#### [Exercise aim]
Whenever a line below mentions the word "hint", that line should be copied.

#### [Source material]
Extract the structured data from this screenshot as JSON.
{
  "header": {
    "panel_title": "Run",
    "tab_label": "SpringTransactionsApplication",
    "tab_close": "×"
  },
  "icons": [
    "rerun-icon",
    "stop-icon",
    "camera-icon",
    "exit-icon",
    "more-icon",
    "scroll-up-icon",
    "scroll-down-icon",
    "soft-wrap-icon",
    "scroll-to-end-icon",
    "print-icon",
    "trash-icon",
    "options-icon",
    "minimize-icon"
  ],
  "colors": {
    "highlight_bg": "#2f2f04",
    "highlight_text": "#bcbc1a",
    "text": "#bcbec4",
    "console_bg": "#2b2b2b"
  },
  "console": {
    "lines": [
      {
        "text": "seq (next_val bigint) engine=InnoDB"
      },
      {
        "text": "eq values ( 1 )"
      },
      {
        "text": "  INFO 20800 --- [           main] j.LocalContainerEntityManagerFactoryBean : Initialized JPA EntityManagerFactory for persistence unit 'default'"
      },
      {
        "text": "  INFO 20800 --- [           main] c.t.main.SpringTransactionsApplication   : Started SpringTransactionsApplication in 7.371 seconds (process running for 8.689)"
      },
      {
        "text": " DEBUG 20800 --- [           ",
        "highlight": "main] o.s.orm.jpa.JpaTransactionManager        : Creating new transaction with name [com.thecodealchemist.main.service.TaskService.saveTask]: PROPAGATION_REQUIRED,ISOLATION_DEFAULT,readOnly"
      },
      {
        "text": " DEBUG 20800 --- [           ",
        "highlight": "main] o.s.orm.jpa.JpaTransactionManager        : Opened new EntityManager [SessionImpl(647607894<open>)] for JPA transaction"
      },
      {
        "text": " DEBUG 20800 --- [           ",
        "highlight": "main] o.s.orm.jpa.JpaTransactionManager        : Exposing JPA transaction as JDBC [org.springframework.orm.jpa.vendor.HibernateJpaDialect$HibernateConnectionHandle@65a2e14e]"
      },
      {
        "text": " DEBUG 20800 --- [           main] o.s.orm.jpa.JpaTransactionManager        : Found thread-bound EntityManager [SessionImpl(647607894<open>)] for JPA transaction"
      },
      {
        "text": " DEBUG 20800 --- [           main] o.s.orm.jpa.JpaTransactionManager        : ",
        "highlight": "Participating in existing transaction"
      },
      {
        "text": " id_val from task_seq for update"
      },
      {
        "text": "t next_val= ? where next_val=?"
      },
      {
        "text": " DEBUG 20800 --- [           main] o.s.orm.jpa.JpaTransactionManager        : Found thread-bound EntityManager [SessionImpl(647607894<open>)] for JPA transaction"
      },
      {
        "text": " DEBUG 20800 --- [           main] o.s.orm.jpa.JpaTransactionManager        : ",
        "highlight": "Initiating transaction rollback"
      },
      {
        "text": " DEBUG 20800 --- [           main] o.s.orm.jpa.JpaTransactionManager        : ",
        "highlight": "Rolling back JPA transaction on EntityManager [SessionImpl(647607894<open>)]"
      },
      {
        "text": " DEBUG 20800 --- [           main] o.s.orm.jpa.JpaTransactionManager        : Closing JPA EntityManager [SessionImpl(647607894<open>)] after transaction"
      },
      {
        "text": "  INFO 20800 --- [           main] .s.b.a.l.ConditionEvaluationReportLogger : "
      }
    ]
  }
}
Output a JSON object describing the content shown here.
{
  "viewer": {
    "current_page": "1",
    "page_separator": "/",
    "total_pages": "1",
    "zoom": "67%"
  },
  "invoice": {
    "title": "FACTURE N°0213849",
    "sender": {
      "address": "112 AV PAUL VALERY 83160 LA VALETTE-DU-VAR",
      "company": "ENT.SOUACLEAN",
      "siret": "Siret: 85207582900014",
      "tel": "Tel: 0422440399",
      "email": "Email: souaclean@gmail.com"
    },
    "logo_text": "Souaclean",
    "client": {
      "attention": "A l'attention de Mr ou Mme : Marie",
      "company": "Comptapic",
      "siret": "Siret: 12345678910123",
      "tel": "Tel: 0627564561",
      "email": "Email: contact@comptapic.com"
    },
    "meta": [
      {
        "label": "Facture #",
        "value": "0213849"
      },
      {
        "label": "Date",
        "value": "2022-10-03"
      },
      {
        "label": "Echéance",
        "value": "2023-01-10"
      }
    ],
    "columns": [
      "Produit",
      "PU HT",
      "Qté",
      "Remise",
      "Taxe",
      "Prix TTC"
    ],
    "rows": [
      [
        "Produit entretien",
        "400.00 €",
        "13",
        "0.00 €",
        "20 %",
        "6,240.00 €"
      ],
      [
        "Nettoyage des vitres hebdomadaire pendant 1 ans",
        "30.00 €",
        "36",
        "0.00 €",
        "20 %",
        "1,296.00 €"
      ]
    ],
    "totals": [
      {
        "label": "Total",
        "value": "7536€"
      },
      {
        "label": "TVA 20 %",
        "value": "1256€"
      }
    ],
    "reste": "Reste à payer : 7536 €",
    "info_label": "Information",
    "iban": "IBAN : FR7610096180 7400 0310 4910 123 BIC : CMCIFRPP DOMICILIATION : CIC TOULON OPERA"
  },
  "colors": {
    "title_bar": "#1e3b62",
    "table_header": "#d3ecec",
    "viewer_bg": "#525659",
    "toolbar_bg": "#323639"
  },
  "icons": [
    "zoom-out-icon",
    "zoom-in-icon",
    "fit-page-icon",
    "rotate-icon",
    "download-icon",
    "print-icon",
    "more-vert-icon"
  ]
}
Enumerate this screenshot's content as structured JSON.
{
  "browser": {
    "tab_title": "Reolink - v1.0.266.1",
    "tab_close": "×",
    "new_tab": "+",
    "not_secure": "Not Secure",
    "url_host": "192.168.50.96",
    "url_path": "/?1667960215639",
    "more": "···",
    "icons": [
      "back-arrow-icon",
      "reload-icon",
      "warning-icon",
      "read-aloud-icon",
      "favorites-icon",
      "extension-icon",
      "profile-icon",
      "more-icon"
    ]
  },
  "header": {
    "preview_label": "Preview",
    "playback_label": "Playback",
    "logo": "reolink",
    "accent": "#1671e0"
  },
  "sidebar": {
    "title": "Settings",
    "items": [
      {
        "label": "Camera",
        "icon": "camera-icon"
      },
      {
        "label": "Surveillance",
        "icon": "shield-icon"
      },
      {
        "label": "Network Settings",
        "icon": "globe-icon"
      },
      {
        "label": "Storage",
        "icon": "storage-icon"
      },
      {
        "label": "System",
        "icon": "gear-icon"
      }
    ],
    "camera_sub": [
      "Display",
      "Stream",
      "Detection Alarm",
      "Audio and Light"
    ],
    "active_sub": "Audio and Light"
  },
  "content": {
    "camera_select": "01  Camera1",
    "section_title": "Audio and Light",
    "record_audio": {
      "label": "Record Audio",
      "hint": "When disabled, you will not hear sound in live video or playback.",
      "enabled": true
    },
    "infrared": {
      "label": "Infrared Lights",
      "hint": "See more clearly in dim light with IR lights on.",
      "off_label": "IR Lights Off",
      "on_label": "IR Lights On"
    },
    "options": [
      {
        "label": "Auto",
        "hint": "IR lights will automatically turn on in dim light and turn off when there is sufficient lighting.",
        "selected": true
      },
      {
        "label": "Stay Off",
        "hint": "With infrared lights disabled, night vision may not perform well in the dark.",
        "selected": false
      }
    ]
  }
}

#### [Your solution]
      "hint": "When disabled, you will not hear sound in live video or playback.",
      "hint": "See more clearly in dim light with IR lights on.",
        "hint": "IR lights will automatically turn on in dim light and turn off when there is sufficient lighting.",
        "hint": "With infrared lights disabled, night vision may not perform well in the dark.",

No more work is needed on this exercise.